Rated 4.0

Adventureland is distinguished in part by what it is not. While it’s an R-rated comedy about young love and summer hijinks, it steers mostly clear of the demographic pandering that more often than not seems to plague Hollywood’s forays into those areas.

Writer-director Greg Mottola already has two other surprisingly astute comedies to his credit (Daytrippers and Superbad). And here again he’s produced another one—a lively piece of entertainment with an intriguing and smartly observed array of amusingly offbeat characters.

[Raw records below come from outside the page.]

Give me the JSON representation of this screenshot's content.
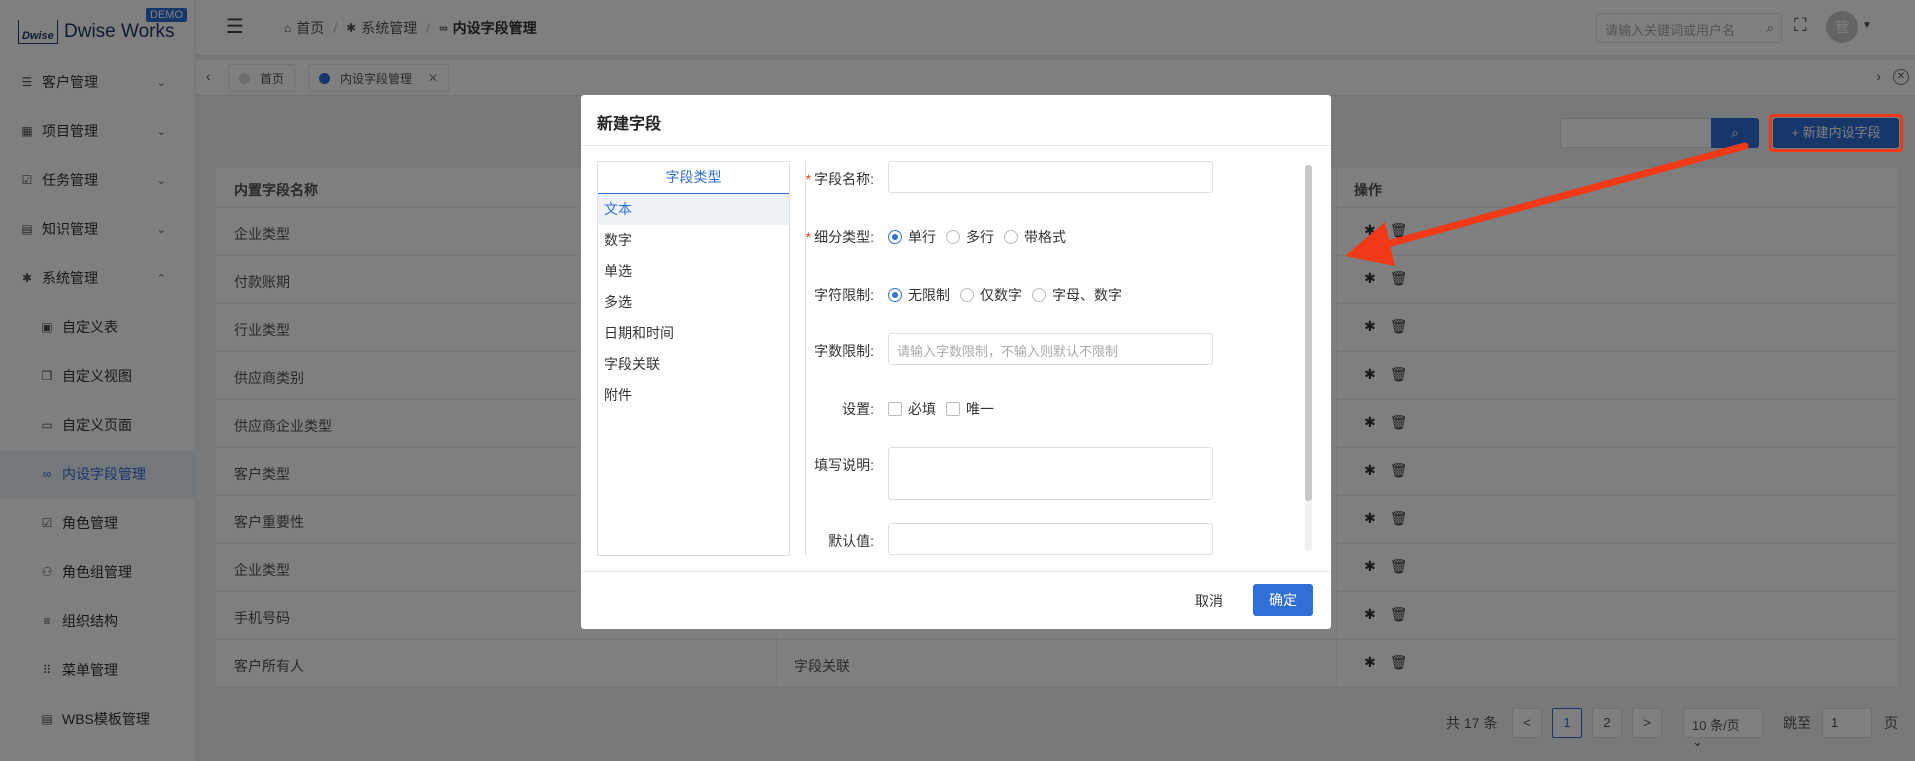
{
  "app": {
    "brand": "Dwise Works",
    "brand_mark": "Dwise",
    "demo_badge": "DEMO"
  },
  "sidebar": {
    "items": [
      {
        "label": "客户管理",
        "icon": "list-icon",
        "chevron": "down"
      },
      {
        "label": "项目管理",
        "icon": "grid-icon",
        "chevron": "down"
      },
      {
        "label": "任务管理",
        "icon": "checkbox-icon",
        "chevron": "down"
      },
      {
        "label": "知识管理",
        "icon": "book-icon",
        "chevron": "down"
      },
      {
        "label": "系统管理",
        "icon": "gear-icon",
        "chevron": "up"
      }
    ],
    "sub_items": [
      {
        "label": "自定义表",
        "icon": "doc-icon"
      },
      {
        "label": "自定义视图",
        "icon": "copy-icon"
      },
      {
        "label": "自定义页面",
        "icon": "window-icon"
      },
      {
        "label": "内设字段管理",
        "icon": "link-icon",
        "active": true
      },
      {
        "label": "角色管理",
        "icon": "check-square-icon"
      },
      {
        "label": "角色组管理",
        "icon": "users-icon"
      },
      {
        "label": "组织结构",
        "icon": "lines-icon"
      },
      {
        "label": "菜单管理",
        "icon": "apps-icon"
      },
      {
        "label": "WBS模板管理",
        "icon": "lock-icon"
      }
    ]
  },
  "header": {
    "breadcrumb": [
      {
        "label": "首页",
        "icon": "home-icon"
      },
      {
        "label": "系统管理",
        "icon": "gear-icon"
      },
      {
        "label": "内设字段管理",
        "icon": "link-icon"
      }
    ],
    "search_placeholder": "请输入关键词或用户名",
    "avatar_text": "管"
  },
  "tabs": [
    {
      "label": "首页"
    },
    {
      "label": "内设字段管理"
    }
  ],
  "toolbar": {
    "new_button": "+ 新建内设字段"
  },
  "table": {
    "headers": [
      "内置字段名称",
      "",
      "操作"
    ],
    "rows": [
      {
        "name": "企业类型",
        "type": ""
      },
      {
        "name": "付款账期",
        "type": ""
      },
      {
        "name": "行业类型",
        "type": ""
      },
      {
        "name": "供应商类别",
        "type": ""
      },
      {
        "name": "供应商企业类型",
        "type": ""
      },
      {
        "name": "客户类型",
        "type": ""
      },
      {
        "name": "客户重要性",
        "type": ""
      },
      {
        "name": "企业类型",
        "type": ""
      },
      {
        "name": "手机号码",
        "type": ""
      },
      {
        "name": "客户所有人",
        "type": "字段关联"
      }
    ]
  },
  "pagination": {
    "total": "共 17 条",
    "pages": [
      "1",
      "2"
    ],
    "prev": "<",
    "next": ">",
    "page_size": "10 条/页",
    "jump_label": "跳至",
    "jump_value": "1",
    "page_label": "页"
  },
  "modal": {
    "title": "新建字段",
    "type_list_header": "字段类型",
    "types": [
      "文本",
      "数字",
      "单选",
      "多选",
      "日期和时间",
      "字段关联",
      "附件"
    ],
    "form": {
      "name_label": "字段名称:",
      "subtype_label": "细分类型:",
      "subtype_options": [
        "单行",
        "多行",
        "带格式"
      ],
      "char_limit_label": "字符限制:",
      "char_limit_options": [
        "无限制",
        "仅数字",
        "字母、数字"
      ],
      "word_limit_label": "字数限制:",
      "word_limit_placeholder": "请输入字数限制，不输入则默认不限制",
      "settings_label": "设置:",
      "settings_options": [
        "必填",
        "唯一"
      ],
      "desc_label": "填写说明:",
      "default_label": "默认值:"
    },
    "cancel": "取消",
    "ok": "确定"
  },
  "colors": {
    "primary": "#2f6fd6",
    "annotation": "#f03a17"
  }
}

The setting is the summer of 1987, and most of the action takes place in and around the shabby Pittsburgh-area amusement part that also supplies the film’s title. The central characters are mostly recent college grads, rolling and tumbling through their not-so-dignified summer jobs at Adventureland. Several tentative romances and a steady flow of semi-farcical misadventures emerge in the course of things.

The central but by no means dominant figure in all this is James Brennan (Jesse Eisenberg), a charmingly geeky literature major hoping he can earn enough money to pay for graduate school at Columbia in the fall. He’s also got the dilemma of his much-postponed loss of virginity, which may or may not be related to his recent rejection by his girlfriend at college.

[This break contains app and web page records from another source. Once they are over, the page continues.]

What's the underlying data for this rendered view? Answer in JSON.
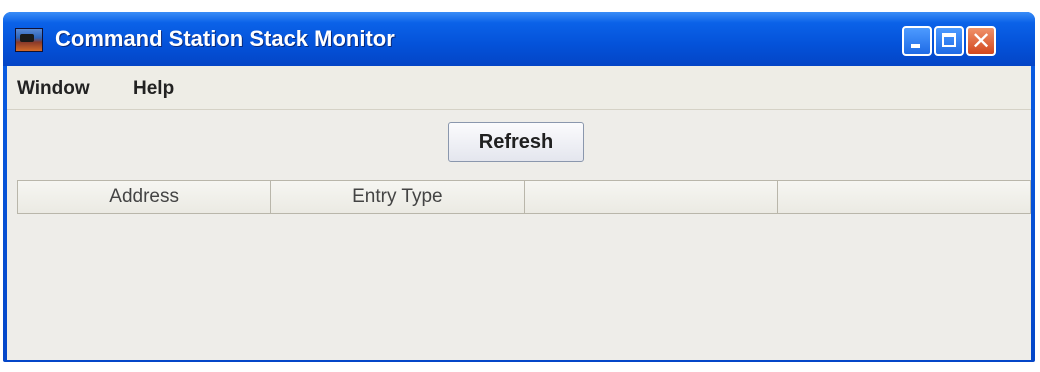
{
  "window": {
    "title": "Command Station Stack Monitor",
    "icon": "app-icon",
    "controls": [
      "minimize-icon",
      "maximize-icon",
      "close-icon"
    ]
  },
  "menubar": {
    "items": [
      {
        "label": "Window"
      },
      {
        "label": "Help"
      }
    ]
  },
  "toolbar": {
    "refresh_label": "Refresh"
  },
  "table": {
    "columns": [
      "Address",
      "Entry Type",
      "",
      ""
    ],
    "rows": []
  },
  "colors": {
    "titlebar": "#0452d9",
    "background": "#ece9d8",
    "close_button": "#d2471e"
  }
}
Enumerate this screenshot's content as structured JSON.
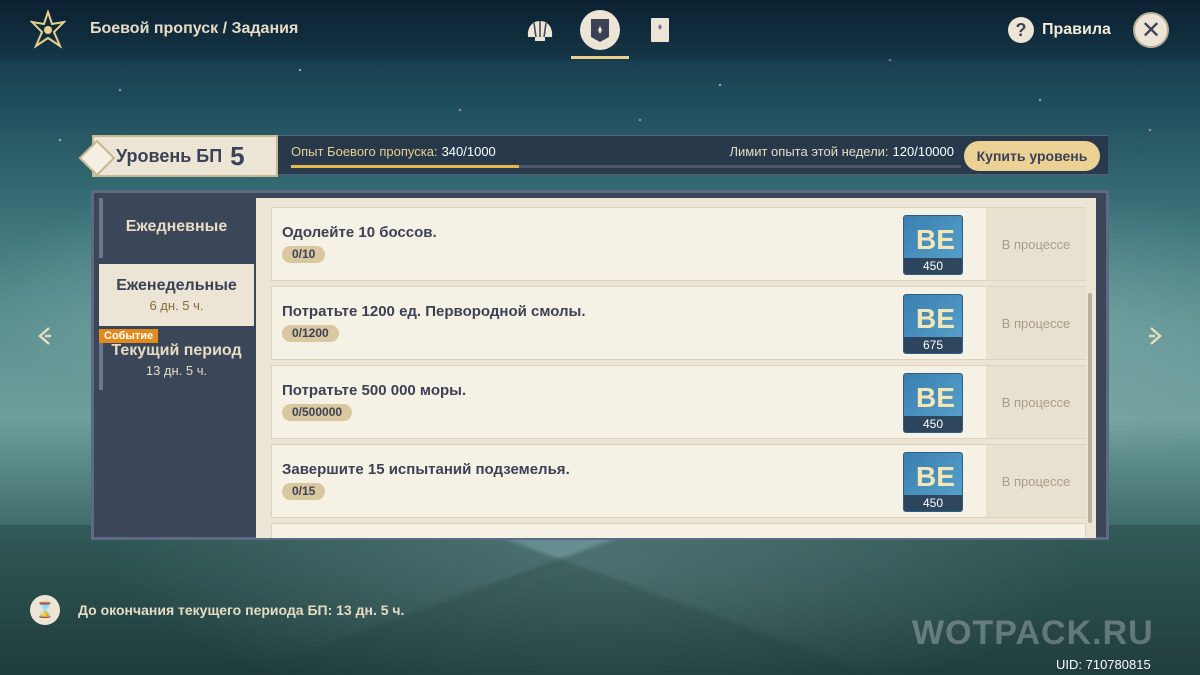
{
  "header": {
    "breadcrumb": "Боевой пропуск / Задания",
    "tabs": [
      {
        "icon": "shell-icon",
        "active": false
      },
      {
        "icon": "banner-icon",
        "active": true
      },
      {
        "icon": "card-icon",
        "active": false
      }
    ],
    "help_label": "Правила",
    "close_icon": "close-icon"
  },
  "level": {
    "label": "Уровень БП",
    "value": "5",
    "xp_label": "Опыт Боевого пропуска:",
    "xp_value": "340/1000",
    "xp_fraction": 0.34,
    "limit_label": "Лимит опыта этой недели:",
    "limit_value": "120/10000",
    "buy_label": "Купить уровень"
  },
  "sidebar": {
    "items": [
      {
        "label": "Ежедневные",
        "sub": ""
      },
      {
        "label": "Еженедельные",
        "sub": "6 дн. 5 ч."
      },
      {
        "label": "Текущий период",
        "sub": "13 дн. 5 ч.",
        "tag": "Событие"
      }
    ]
  },
  "tasks": [
    {
      "title": "Одолейте 10 боссов.",
      "progress": "0/10",
      "reward": "450",
      "status": "В процессе"
    },
    {
      "title": "Потратьте 1200 ед. Первородной смолы.",
      "progress": "0/1200",
      "reward": "675",
      "status": "В процессе"
    },
    {
      "title": "Потратьте 500 000 моры.",
      "progress": "0/500000",
      "reward": "450",
      "status": "В процессе"
    },
    {
      "title": "Завершите 15 испытаний подземелья.",
      "progress": "0/15",
      "reward": "450",
      "status": "В процессе"
    }
  ],
  "footer": {
    "period_label": "До окончания текущего периода БП:",
    "period_value": "13 дн. 5 ч.",
    "watermark": "WOTPACK.RU",
    "uid": "UID: 710780815"
  },
  "colors": {
    "accent_gold": "#e8cf8e",
    "panel_dark": "#3c4659",
    "card_bg": "#f6f1e5",
    "event_orange": "#e38a1c"
  }
}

His emerging relationship with a fellow Adventureland employee, the glum but feisty Emily Lewin (Kristen Stewart), leads to further developments on all fronts, and brings on some significant plot complications as well. Emily, a kindred spirit also headed for grad school in NYC, has some issues of her own, not the least of which arises from her semi-secret love affair with Adventureland’s swaggering handyman, the slightly older (and unhappily married) Mike Connell (Ryan Reynolds).

Reynolds, Eisenberg and Stewart, especially the latter, all do excellent work with the deftly written roles Mottola has provided them. And those virtues carry over into at least a half-dozen performances in supporting roles—Martin Starr as a tragicomic misfit named Joel, Matt Bush as James’ chronically immature nemesis Tommy Friggo, Kristen Wiig and Bill Hader as the half-daft couple who manage Adventureland, Margarita Levieva and Paige Howard as two unexpectedly distinctive figures in the story’s subplots.

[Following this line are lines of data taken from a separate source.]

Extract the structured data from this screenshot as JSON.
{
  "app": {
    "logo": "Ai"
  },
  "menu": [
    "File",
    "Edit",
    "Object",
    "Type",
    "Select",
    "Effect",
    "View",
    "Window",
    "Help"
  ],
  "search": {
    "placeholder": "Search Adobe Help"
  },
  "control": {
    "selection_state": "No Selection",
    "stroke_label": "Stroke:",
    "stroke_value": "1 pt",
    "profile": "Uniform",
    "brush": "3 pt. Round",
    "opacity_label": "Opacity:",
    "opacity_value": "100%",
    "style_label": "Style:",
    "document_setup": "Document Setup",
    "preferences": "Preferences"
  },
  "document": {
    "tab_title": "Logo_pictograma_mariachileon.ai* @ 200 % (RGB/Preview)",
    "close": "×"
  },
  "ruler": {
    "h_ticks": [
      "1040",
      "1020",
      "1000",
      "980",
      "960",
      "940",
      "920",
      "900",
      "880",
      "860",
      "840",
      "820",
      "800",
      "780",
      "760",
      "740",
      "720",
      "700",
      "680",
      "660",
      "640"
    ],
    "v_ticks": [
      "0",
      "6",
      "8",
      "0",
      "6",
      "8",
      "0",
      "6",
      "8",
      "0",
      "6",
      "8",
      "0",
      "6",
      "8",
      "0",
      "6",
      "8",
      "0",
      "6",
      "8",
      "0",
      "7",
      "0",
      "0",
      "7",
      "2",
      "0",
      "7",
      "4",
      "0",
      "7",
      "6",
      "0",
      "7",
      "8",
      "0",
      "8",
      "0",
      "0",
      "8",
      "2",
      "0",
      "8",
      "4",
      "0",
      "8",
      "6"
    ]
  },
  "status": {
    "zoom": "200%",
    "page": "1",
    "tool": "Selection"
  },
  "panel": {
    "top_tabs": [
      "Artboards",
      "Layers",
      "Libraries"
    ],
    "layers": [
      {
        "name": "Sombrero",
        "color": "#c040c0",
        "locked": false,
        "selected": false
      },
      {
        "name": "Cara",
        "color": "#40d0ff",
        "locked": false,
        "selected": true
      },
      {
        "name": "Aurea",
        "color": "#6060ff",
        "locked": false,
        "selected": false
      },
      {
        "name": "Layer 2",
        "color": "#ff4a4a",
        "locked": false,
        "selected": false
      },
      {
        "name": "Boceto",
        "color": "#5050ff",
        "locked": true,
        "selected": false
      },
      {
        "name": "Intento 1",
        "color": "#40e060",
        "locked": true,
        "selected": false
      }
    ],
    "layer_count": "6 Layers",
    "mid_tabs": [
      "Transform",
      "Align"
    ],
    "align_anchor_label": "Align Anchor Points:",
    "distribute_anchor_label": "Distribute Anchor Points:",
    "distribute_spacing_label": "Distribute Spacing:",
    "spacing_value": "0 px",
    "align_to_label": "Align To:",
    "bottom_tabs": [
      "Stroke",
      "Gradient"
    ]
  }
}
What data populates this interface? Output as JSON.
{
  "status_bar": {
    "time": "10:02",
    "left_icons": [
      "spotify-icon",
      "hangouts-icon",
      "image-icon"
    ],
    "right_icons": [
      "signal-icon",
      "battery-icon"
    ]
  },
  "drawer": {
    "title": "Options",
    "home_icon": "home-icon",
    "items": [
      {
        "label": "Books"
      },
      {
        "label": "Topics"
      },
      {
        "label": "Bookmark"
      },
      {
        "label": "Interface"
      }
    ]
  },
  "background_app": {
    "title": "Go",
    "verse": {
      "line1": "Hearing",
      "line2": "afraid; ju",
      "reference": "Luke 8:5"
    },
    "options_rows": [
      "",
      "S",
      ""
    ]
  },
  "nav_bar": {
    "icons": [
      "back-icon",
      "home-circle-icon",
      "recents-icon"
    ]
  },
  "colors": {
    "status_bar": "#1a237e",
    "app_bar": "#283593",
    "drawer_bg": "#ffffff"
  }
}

The mostly young audience on hand at Tinseltown on Friday night didn’t seem to know exactly what to make of Adventureland. Only the broadest jokes drew big laughs, but I’m guessing that the relative silences were mostly a reflection of the film’s quietly incisive approach to its characters’ stories. Younger audiences in particular may expect to be stroked and flattered by movies with this sort of story, but Adventureland turns out to be smarter than that and more genuinely appealing as well.